Ever since the first e-mail message was sent in 1971, the World Wide Web has promised to revolutionise the way we do business. The technology has certainly grown rapidly. Just 20 short years ago, a web address was where Spiderman lived, and spam was a canned meat product immortalised in a wacky Monty Python song. Hardly anybody had heard of the now-ubiquitous three Ws (or dub-dub-dub as it is now often abbreviated to), and asking somebody for their e-mail address would probably have been greeted with a blank stare.
Over the intervening two decades, however, the internet has transformed the way we work. E-mail has grown to become the primary business communication tool, and the World Wide Web offers a powerful source of information and advice. But has the internet reality lived up to its hype?
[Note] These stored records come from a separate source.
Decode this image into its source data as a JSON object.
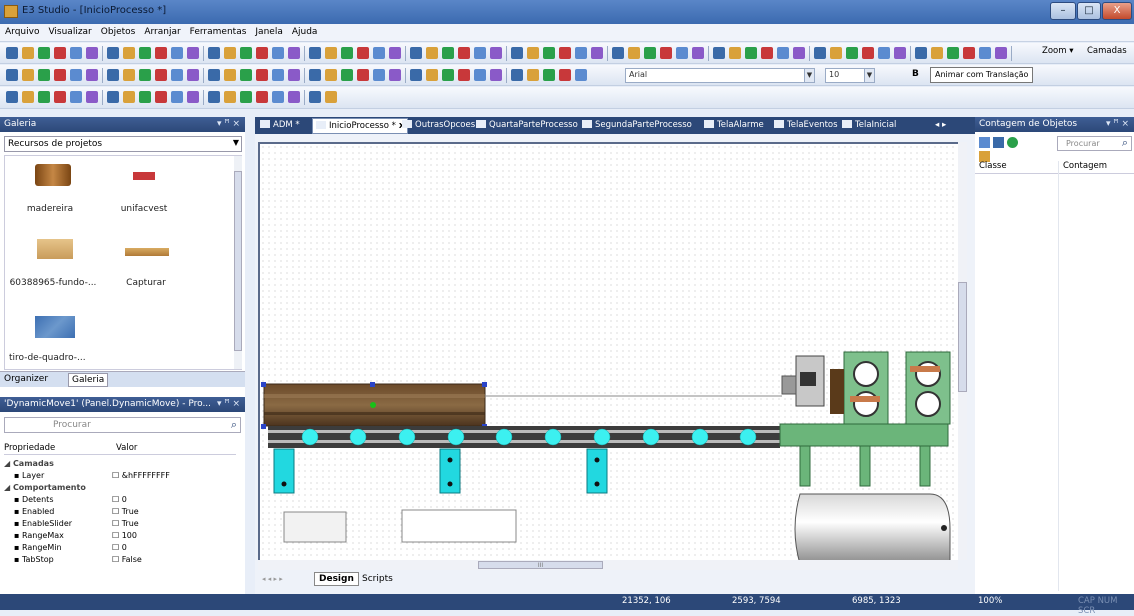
{
  "window": {
    "title": "E3 Studio - [InicioProcesso *]",
    "min": "–",
    "max": "□",
    "close": "X"
  },
  "menu": [
    "Arquivo",
    "Visualizar",
    "Objetos",
    "Arranjar",
    "Ferramentas",
    "Janela",
    "Ajuda"
  ],
  "toolbar": {
    "zoom_label": "Zoom",
    "layers_label": "Camadas",
    "font_name": "Arial",
    "font_size": "10",
    "bold": "B",
    "tooltip": "Animar com Translação"
  },
  "gallery": {
    "title": "Galeria",
    "dropdown": "Recursos de projetos",
    "items": [
      {
        "name": "madereira"
      },
      {
        "name": "unifacvest"
      },
      {
        "name": "60388965-fundo-..."
      },
      {
        "name": "Capturar"
      },
      {
        "name": "tiro-de-quadro-..."
      }
    ],
    "tabs": [
      "Organizer",
      "Galeria"
    ]
  },
  "props": {
    "title": "'DynamicMove1' (Panel.DynamicMove) - Pro...",
    "search_placeholder": "Procurar",
    "col_prop": "Propriedade",
    "col_val": "Valor",
    "groups": [
      {
        "name": "Camadas",
        "rows": [
          {
            "k": "Layer",
            "v": "&hFFFFFFFF"
          }
        ]
      },
      {
        "name": "Comportamento",
        "rows": [
          {
            "k": "Detents",
            "v": "0"
          },
          {
            "k": "Enabled",
            "v": "True"
          },
          {
            "k": "EnableSlider",
            "v": "True"
          },
          {
            "k": "RangeMax",
            "v": "100"
          },
          {
            "k": "RangeMin",
            "v": "0"
          },
          {
            "k": "TabStop",
            "v": "False"
          }
        ]
      }
    ]
  },
  "doc_tabs": [
    "ADM *",
    "InicioProcesso *",
    "OutrasOpcoes",
    "QuartaParteProcesso",
    "SegundaParteProcesso",
    "TelaAlarme",
    "TelaEventos",
    "TelaInicial"
  ],
  "active_tab": "InicioProcesso *",
  "close_tab": "x",
  "bottom_tabs": [
    "Design",
    "Scripts"
  ],
  "scroll_thumb_label": "III",
  "objcount": {
    "title": "Contagem de Objetos",
    "search_placeholder": "Procurar",
    "col_class": "Classe",
    "col_count": "Contagem"
  },
  "status": {
    "coord1": "21352, 106",
    "coord2": "2593, 7594",
    "coord3": "6985, 1323",
    "zoom": "100%",
    "caps": "CAP NUM SCR"
  }
}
The beauty of e-mail - its speed and immediacy - is also its pitfall. Although it makes communication almost instantaneous, there is a real danger of the recipient being flooded with too many frivolous messages and too much junk mail, wasting valuable work time and creating frustration. Half of all e-mail sent around the world (a staggering 50 billion messages a day) is so-called 'spam', or junk mail. Dealing with a flood of legitimate messages is time-consuming enough, without this extra burden.
This time-wasting trend is confirmed by a study commissioned by headset supplier GN Netcom. It claims that two-thirds of UK workers spend more than an hour every day sorting through and sending e-mails, with 37 per cent devoting one to three hours to the task. So, arguably, e-mail makes us less productive, not more.
But its propensity to eat up valuable working time is not the only problem with e-mail. It can also be a minefield of unintended insults. As a remote form of communication, the danger of creating misunderstandings is ever-present.
The insults can also be deliberate - another study, this time from internet job site reed.co.uk - reveals that one in six workers in the UK has been bullied via e-mail. The company adds: "The higher up the office ladder people are, the more likely they are to be targeted by e-bullies. While just 15 per cent of secretaries claim to be the victim of such attacks, 28 per cent of their bosses are being harassed via the inbox."
Now, I'm no Luddite - computers are central to my working life, and I love messing about with the technology. But wouldn't it be nice, even if only for a few precious hours, to return to those peaceful, laid-back days before the advent of electronic information overload?